Exercise instructions:
Emit the data below verbatim, stripping out any pictures.

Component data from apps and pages
========
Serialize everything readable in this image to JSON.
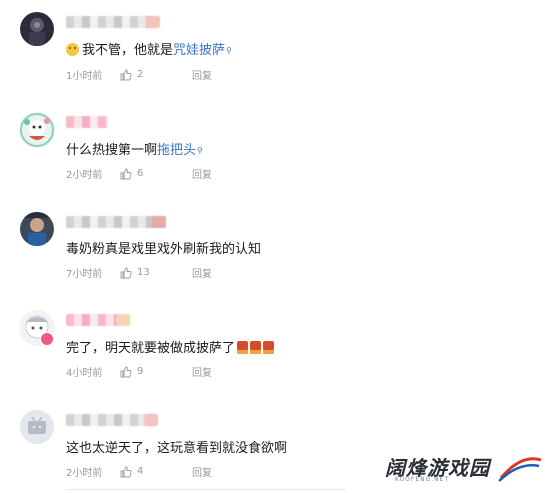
{
  "comments": [
    {
      "text_plain": "我不管，他就是",
      "link_text": "咒娃披萨",
      "time": "1小时前",
      "likes": "2",
      "reply_label": "回复"
    },
    {
      "text_plain": "什么热搜第一啊",
      "link_text": "拖把头",
      "time": "2小时前",
      "likes": "6",
      "reply_label": "回复"
    },
    {
      "text_plain": "毒奶粉真是戏里戏外刷新我的认知",
      "time": "7小时前",
      "likes": "13",
      "reply_label": "回复"
    },
    {
      "text_plain": "完了，明天就要被做成披萨了",
      "time": "4小时前",
      "likes": "9",
      "reply_label": "回复"
    },
    {
      "text_plain": "这也太逆天了，这玩意看到就没食欲啊",
      "time": "2小时前",
      "likes": "4",
      "reply_label": "回复"
    }
  ],
  "watermark": {
    "title": "阔烽游戏园",
    "subtitle": "KUOFENG.NET"
  },
  "colors": {
    "link": "#3b73c2",
    "meta": "#999999"
  },
  "icons": {
    "like": "thumbs-up-icon",
    "emoji": "smiling-face-icon",
    "fire": "fire-emoji-icon",
    "search_sup": "search-icon"
  }
}
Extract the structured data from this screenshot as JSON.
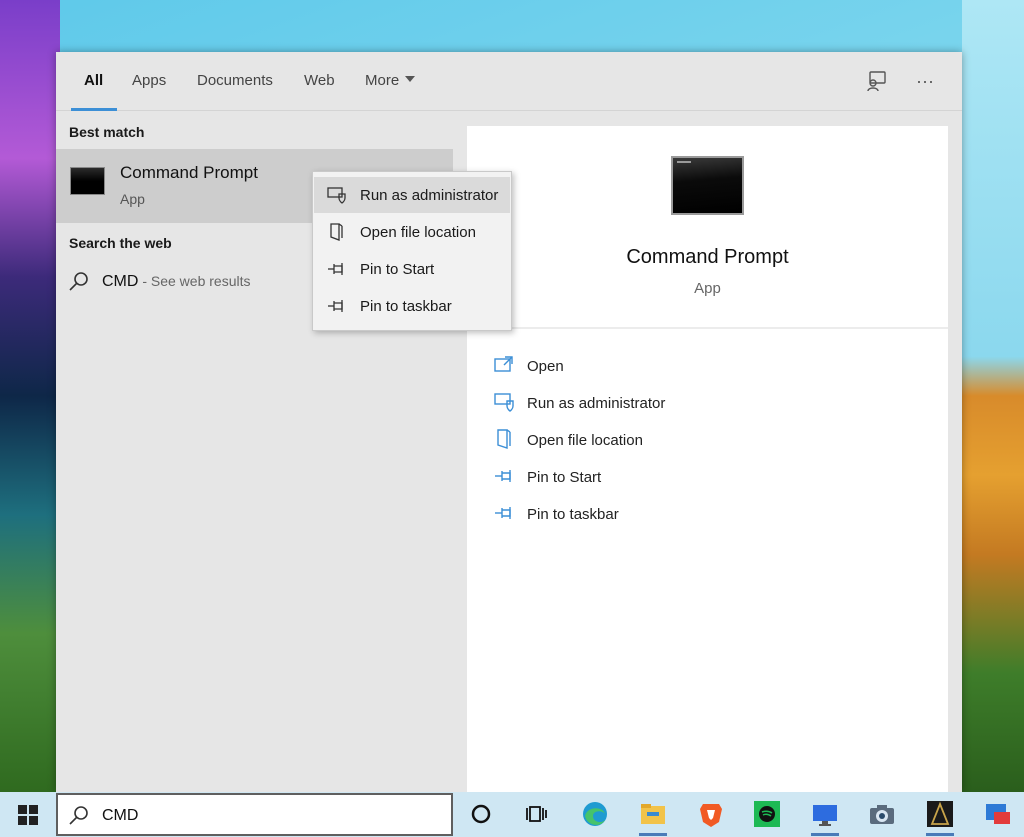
{
  "tabs": [
    {
      "label": "All",
      "active": true
    },
    {
      "label": "Apps"
    },
    {
      "label": "Documents"
    },
    {
      "label": "Web"
    },
    {
      "label": "More"
    }
  ],
  "toolbar_icons": [
    "feedback-icon",
    "more-options-icon"
  ],
  "more_options_glyph": "···",
  "best_match": {
    "heading": "Best match",
    "title": "Command Prompt",
    "subtitle": "App"
  },
  "search_web": {
    "heading": "Search the web",
    "query": "CMD",
    "suffix": " - See web results"
  },
  "detail": {
    "title": "Command Prompt",
    "subtitle": "App",
    "actions": [
      {
        "label": "Open",
        "icon": "open-icon"
      },
      {
        "label": "Run as administrator",
        "icon": "shield-icon"
      },
      {
        "label": "Open file location",
        "icon": "file-location-icon"
      },
      {
        "label": "Pin to Start",
        "icon": "pin-icon"
      },
      {
        "label": "Pin to taskbar",
        "icon": "pin-icon"
      }
    ]
  },
  "context_menu": {
    "items": [
      {
        "label": "Run as administrator",
        "icon": "shield-icon",
        "highlighted": true
      },
      {
        "label": "Open file location",
        "icon": "file-location-icon"
      },
      {
        "label": "Pin to Start",
        "icon": "pin-icon"
      },
      {
        "label": "Pin to taskbar",
        "icon": "pin-icon"
      }
    ]
  },
  "taskbar": {
    "search_value": "CMD",
    "apps": [
      "cortana-icon",
      "task-view-icon",
      "edge-icon",
      "file-explorer-icon",
      "brave-icon",
      "spotify-icon",
      "remote-desktop-icon",
      "camera-icon",
      "game-icon",
      "app-icon"
    ]
  },
  "colors": {
    "accent": "#3c8fd6",
    "panel_bg": "#e6e6e6",
    "selected_bg": "#cdcdcd",
    "taskbar_bg": "#cfe7f3"
  }
}
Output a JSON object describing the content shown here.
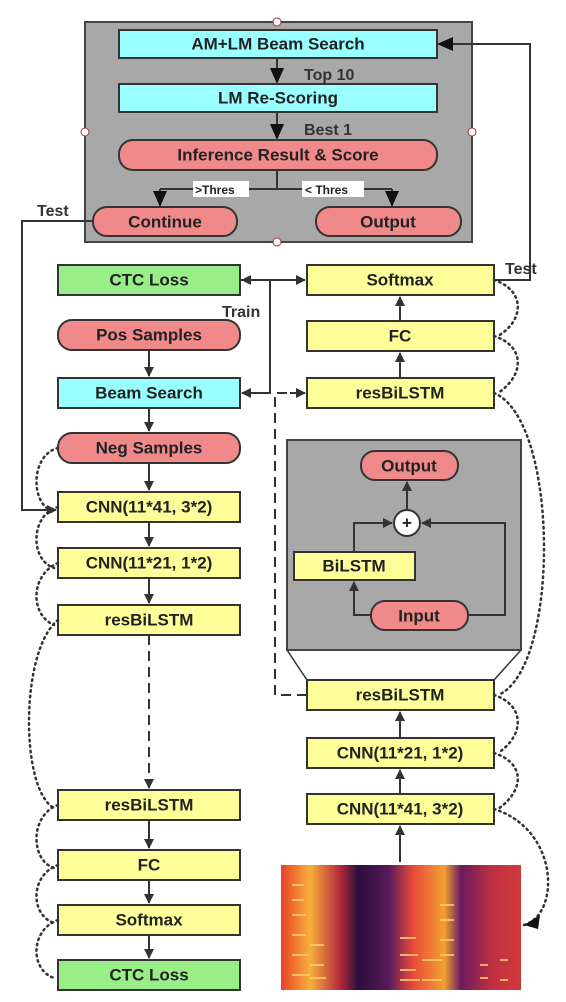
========
Answer for this exercise:
Serialize everything readable in this image to JSON.
{
  "comments": [
    {
      "text_plain": "我不管，他就是",
      "link_text": "咒娃披萨",
      "time": "1小时前",
      "likes": "2",
      "reply_label": "回复"
    },
    {
      "text_plain": "什么热搜第一啊",
      "link_text": "拖把头",
      "time": "2小时前",
      "likes": "6",
      "reply_label": "回复"
    },
    {
      "text_plain": "毒奶粉真是戏里戏外刷新我的认知",
      "time": "7小时前",
      "likes": "13",
      "reply_label": "回复"
    },
    {
      "text_plain": "完了，明天就要被做成披萨了",
      "time": "4小时前",
      "likes": "9",
      "reply_label": "回复"
    },
    {
      "text_plain": "这也太逆天了，这玩意看到就没食欲啊",
      "time": "2小时前",
      "likes": "4",
      "reply_label": "回复"
    }
  ],
  "watermark": {
    "title": "阔烽游戏园",
    "subtitle": "KUOFENG.NET"
  },
  "colors": {
    "link": "#3b73c2",
    "meta": "#999999"
  },
  "icons": {
    "like": "thumbs-up-icon",
    "emoji": "smiling-face-icon",
    "fire": "fire-emoji-icon",
    "search_sup": "search-icon"
  }
}
Extract the structured data from this screenshot as JSON.
{
  "tabs": [
    {
      "label": "All",
      "active": true
    },
    {
      "label": "Apps"
    },
    {
      "label": "Documents"
    },
    {
      "label": "Web"
    },
    {
      "label": "More"
    }
  ],
  "toolbar_icons": [
    "feedback-icon",
    "more-options-icon"
  ],
  "more_options_glyph": "···",
  "best_match": {
    "heading": "Best match",
    "title": "Command Prompt",
    "subtitle": "App"
  },
  "search_web": {
    "heading": "Search the web",
    "query": "CMD",
    "suffix": " - See web results"
  },
  "detail": {
    "title": "Command Prompt",
    "subtitle": "App",
    "actions": [
      {
        "label": "Open",
        "icon": "open-icon"
      },
      {
        "label": "Run as administrator",
        "icon": "shield-icon"
      },
      {
        "label": "Open file location",
        "icon": "file-location-icon"
      },
      {
        "label": "Pin to Start",
        "icon": "pin-icon"
      },
      {
        "label": "Pin to taskbar",
        "icon": "pin-icon"
      }
    ]
  },
  "context_menu": {
    "items": [
      {
        "label": "Run as administrator",
        "icon": "shield-icon",
        "highlighted": true
      },
      {
        "label": "Open file location",
        "icon": "file-location-icon"
      },
      {
        "label": "Pin to Start",
        "icon": "pin-icon"
      },
      {
        "label": "Pin to taskbar",
        "icon": "pin-icon"
      }
    ]
  },
  "taskbar": {
    "search_value": "CMD",
    "apps": [
      "cortana-icon",
      "task-view-icon",
      "edge-icon",
      "file-explorer-icon",
      "brave-icon",
      "spotify-icon",
      "remote-desktop-icon",
      "camera-icon",
      "game-icon",
      "app-icon"
    ]
  },
  "colors": {
    "accent": "#3c8fd6",
    "panel_bg": "#e6e6e6",
    "selected_bg": "#cdcdcd",
    "taskbar_bg": "#cfe7f3"
  }
}
Output a JSON object describing the content shown here.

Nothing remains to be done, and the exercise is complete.